The Alabama chapter of the Healthcare Financial Management Association, which celebrates its 50th anniversary next year, hosted its fall institute at The Wynfrey in November, with Brent Bishop and Roger Shultz serving as keynote speakers.
With a degree in economics and an MBA, Brent Bishop has been involved in a broad range of business ventures. For recreation, he climbs mountains, having reached the summit of Mount Everest in 1994 and in 2002. Roger Shultz is a former University of Alabama football player who, as a contestant on "The Biggest Loser," managed to shed 164 pounds.
The conference, which was approved for continuing education credits, included sessions on the current global financial crisis, keeping up with coding changes, and a forum on recent developments in recovering reimbursement from third parties for the treatment of traumatic injuries, as well as updates from Alabama Medicaid and Blue Cross. Janice Ridling, CHFP, MPA, Vice President of Revenue Management for Baptist Health System, and Pollyanna Brannan of Brannan Consulting discussed developing benchmarks using live collection data to provide goals for vendors.
The meeting was capped off at the Friday morning session, when Mark Randolph, a survivor of the September 11, 2001 attacks on the World Trade Center, spoke to a rapt audience about the experience and what it has meant for him.
Jason Frey, CPA, the Director of Accounting for Children's Health System, was in charge of organizing the fall institute. He designed the agenda with all three tracks of HFMA members in mind. "Within HFMA," Frey said, "we have three different membership tracks. We have members from Patient Financial Services, a group that ranges from the Certified Patient Account Reps, who deal with patient claims, to the department managers. Then we have members working in compliance, which is mainly comprised of lawyers and internal auditors. Our third group is made up of CFOs, who are primarily CPAs by training."

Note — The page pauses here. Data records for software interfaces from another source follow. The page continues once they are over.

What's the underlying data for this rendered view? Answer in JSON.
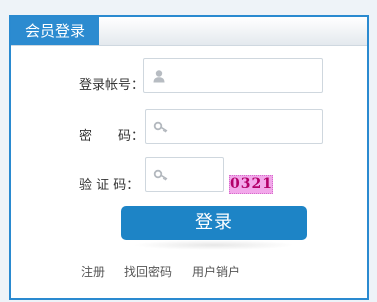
{
  "header": {
    "title": "会员登录"
  },
  "form": {
    "username": {
      "label": "登录帐号：",
      "value": "",
      "icon": "user-icon"
    },
    "password": {
      "label": "密　　码：",
      "value": "",
      "icon": "key-icon"
    },
    "captcha": {
      "label": "验 证 码：",
      "value": "",
      "icon": "key-icon",
      "code": "0321"
    },
    "submit_label": "登录"
  },
  "links": {
    "register": "注册",
    "recover_password": "找回密码",
    "cancel_account": "用户销户"
  },
  "colors": {
    "accent": "#1d84c6",
    "border": "#2a8ad0",
    "captcha_bg": "#f2a8ea"
  }
}
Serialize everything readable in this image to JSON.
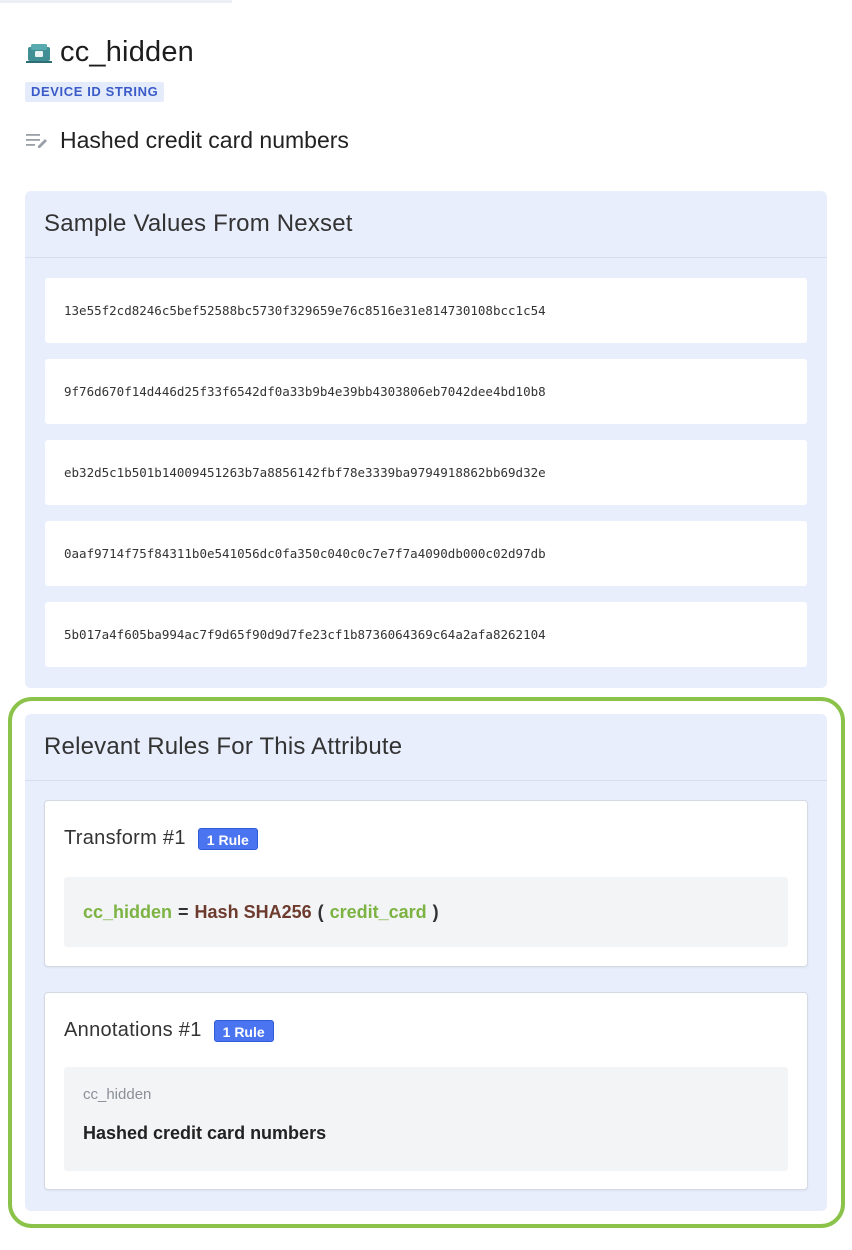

Frey explained that the Alabama HFMA is focused on educating members in an effort to help them improve their professional skills. "We have two big meetings a year where we try to pack in a good bit of useful information" he said. "We have the fall institute going on now, and an annual institute that we hold in Sandestin, usually in mid to late June. Then, throughout the year, we have road shows where representatives from one of our three membership tracks set up teaching-type workshops across the state. For example, a group of Patient Financial Services members might schedule a meeting in Huntsville to discuss patient access. And recently, we teamed up with the Cumberland School of Law for a compliance meeting." All the workshops are posted on the group's website.
According to Frey, the Alabama HFMA chapter has about 500 members. There are 75 HFMA chapters across the nation. The national organization provides educational training, and is active in lobbying on healthcare financial issues. For example, the national HFMA worked with Congress when the legislators made changes to IRS form 990, the return that tax-exempt organizations must file. Recently, the national HFMA was involved with setting accounting standards for hospitals, focusing on how institutions should calculate charity care.
The HFMA is active on both the local and national levels. In today's complex financial environment, organizations like HFMA are an indispensable resource for healthcare financial professionals.